▶ [What to work on] Within the entries below, how many lines carry the word "iPad"? State the number and stop.

#### Data ####

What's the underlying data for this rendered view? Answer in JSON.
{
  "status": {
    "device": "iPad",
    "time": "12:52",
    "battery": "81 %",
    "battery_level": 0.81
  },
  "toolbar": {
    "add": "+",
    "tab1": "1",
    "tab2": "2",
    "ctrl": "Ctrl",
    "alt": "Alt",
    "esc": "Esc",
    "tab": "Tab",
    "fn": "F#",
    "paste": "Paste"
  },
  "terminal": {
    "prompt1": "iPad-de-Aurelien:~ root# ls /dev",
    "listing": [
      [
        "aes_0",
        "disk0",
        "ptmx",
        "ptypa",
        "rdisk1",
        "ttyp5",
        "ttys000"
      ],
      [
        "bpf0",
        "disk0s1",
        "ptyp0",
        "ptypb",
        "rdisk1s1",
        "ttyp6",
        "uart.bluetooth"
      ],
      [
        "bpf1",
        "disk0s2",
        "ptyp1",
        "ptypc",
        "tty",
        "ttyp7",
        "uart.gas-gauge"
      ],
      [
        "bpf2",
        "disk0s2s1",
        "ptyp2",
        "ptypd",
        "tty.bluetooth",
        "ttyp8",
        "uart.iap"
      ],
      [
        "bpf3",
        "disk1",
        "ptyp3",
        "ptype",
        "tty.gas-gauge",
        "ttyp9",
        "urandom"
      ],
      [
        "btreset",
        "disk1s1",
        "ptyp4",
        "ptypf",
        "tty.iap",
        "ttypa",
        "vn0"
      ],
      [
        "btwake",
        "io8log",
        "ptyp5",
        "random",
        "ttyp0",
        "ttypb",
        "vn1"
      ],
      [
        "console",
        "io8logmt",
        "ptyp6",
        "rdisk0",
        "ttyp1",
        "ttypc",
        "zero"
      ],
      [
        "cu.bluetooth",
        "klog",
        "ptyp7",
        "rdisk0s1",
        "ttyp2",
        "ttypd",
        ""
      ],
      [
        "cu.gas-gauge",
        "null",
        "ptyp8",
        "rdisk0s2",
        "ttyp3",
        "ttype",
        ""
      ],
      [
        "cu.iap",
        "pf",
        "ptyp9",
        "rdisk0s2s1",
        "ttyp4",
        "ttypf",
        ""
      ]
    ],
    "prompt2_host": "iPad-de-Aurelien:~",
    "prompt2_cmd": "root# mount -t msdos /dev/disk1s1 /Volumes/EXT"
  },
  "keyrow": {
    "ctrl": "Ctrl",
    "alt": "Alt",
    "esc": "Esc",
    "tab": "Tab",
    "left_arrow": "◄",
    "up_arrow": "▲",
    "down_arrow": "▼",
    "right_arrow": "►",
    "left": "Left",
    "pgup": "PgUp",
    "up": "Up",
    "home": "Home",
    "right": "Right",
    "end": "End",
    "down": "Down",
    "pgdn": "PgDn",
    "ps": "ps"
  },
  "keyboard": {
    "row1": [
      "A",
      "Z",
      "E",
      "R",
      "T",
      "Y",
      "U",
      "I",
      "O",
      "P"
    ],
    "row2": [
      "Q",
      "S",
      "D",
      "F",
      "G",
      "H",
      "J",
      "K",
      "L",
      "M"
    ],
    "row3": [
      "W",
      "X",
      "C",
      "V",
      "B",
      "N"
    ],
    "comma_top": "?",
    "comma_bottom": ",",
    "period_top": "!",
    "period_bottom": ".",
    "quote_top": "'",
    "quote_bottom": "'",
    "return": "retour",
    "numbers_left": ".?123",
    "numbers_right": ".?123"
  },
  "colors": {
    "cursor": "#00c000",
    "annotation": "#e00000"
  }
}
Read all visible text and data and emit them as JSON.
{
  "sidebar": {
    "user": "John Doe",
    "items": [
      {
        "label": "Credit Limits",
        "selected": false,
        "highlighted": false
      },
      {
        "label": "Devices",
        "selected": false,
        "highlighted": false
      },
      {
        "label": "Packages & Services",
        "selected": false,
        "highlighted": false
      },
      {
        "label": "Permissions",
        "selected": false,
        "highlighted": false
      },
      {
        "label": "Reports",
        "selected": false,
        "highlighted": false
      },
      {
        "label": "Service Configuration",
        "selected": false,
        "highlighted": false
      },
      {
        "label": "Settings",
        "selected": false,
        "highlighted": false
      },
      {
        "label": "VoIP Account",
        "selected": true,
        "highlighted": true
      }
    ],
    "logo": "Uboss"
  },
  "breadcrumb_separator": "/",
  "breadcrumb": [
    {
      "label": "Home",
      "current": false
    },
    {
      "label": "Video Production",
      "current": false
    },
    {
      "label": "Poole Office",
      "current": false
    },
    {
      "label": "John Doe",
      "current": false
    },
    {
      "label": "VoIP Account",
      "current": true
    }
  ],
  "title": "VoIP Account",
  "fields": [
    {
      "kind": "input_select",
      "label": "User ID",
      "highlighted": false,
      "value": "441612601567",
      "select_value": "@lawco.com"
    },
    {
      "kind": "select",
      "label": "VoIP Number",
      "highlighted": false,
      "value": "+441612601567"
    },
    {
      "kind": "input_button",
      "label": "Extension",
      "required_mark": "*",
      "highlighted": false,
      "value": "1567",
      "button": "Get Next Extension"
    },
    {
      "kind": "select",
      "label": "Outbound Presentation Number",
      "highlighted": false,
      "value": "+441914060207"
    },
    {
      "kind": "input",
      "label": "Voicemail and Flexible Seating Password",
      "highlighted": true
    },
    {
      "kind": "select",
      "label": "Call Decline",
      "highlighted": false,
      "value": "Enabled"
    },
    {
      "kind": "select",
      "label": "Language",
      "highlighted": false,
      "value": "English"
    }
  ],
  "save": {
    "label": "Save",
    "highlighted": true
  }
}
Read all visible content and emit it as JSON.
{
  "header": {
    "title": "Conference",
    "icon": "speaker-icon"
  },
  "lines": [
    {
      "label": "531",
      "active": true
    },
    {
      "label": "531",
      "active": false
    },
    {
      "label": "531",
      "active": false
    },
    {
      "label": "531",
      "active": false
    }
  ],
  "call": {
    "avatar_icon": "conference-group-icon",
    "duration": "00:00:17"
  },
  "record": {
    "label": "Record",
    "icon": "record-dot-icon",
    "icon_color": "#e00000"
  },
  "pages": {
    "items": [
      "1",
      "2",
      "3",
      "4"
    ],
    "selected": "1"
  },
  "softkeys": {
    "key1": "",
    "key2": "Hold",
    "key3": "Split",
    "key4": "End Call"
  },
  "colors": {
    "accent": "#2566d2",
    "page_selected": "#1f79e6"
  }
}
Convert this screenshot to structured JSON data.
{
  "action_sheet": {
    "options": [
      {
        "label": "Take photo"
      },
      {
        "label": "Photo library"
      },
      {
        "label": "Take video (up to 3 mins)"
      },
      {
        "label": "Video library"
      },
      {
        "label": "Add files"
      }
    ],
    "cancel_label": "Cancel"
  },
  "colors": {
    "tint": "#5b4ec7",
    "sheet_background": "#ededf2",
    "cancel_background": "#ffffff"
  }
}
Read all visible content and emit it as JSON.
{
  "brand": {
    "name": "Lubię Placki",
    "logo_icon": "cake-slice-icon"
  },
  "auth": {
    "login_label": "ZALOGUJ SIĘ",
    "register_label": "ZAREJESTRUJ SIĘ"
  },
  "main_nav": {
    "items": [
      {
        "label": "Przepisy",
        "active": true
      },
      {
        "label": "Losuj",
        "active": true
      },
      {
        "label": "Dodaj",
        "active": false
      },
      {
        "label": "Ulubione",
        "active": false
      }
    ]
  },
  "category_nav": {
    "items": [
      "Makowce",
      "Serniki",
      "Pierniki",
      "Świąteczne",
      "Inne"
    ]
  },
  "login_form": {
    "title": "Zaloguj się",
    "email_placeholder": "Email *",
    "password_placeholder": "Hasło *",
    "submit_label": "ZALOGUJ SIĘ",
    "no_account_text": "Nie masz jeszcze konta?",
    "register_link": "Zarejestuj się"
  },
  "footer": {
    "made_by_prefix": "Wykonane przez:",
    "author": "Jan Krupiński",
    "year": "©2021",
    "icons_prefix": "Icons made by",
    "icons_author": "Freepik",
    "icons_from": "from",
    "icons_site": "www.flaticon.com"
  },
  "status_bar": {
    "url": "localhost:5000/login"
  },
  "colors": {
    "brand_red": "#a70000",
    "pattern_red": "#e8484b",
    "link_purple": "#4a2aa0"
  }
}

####

▶ [Response area] 3